Page last updated at 19:30 GMT, Wednesday, 31 March 2010 20:30 UK

Protester held during royal visit to Cambridge library

Protestors with placards

The protestors were kept well away from the Princess royal

A man protesting about public spending cuts to libraries has been arrested during a visit by the Princess Royal to Cambridgeshire.

Princess Anne was officially re-opening Cambridge Central Library, which recently underwent a £7.5m revamp.

The 55-year-old was protesting with the group Cambridgeshire Against the Cuts. The county council said it needed to make savings of about £1.1m next year.

The man was later released without charge.

Campaign spokesman Tom Woodcock said: "Princess Anne needs to know what is happening.

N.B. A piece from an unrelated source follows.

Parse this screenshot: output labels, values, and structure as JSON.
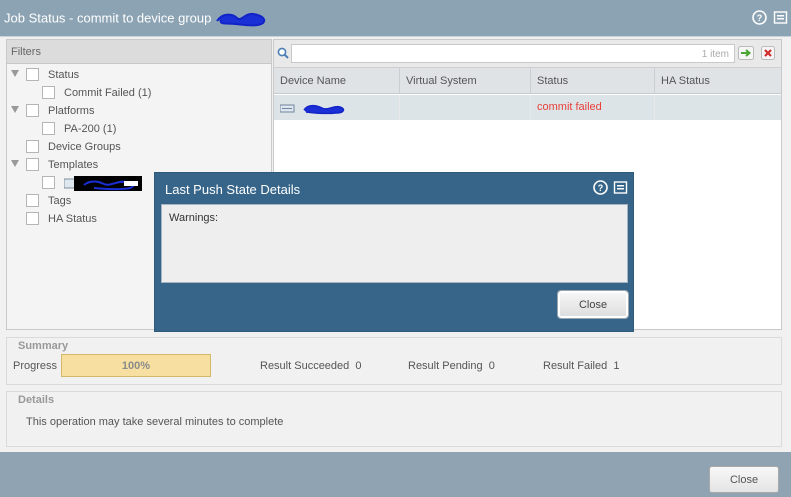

Library review

"The protest was not against her, it was against the county council.

"It is ironic that they are opening a state-of-the-art library but are letting the other facilities crumble.

"They should not have to suffer because of the recession."

A spokesman for Cambridgeshire County Council said: "We are carrying out a review of library services to see if they can be delivered more efficiently and effectively while protecting frontline services.

"The review is ongoing and no firm proposals have been made.

"We have, however, invested heavily in new libraries and state-of-the-art facilities such as Central Library."

Print Sponsor

The BBC is not responsible for the content of external internet sites

Has China's housing bubble burst?
How the world's oldest clove tree defied an empire
Why Royal Ballet principal Sergei Polunin quit


Sign in

BBC navigation

Copyright © 2017 BBC. The BBC is not responsible for the content of external sites. Read more.

This page is best viewed in an up-to-date web browser with style sheets (CSS) enabled. While you will be able to view the content of this page in your current browser, you will not be able to get the full visual experience. Please consider upgrading your browser software or enabling style sheets (CSS) if you are able to do so.

Americas Africa Europe Middle East South Asia Asia Pacific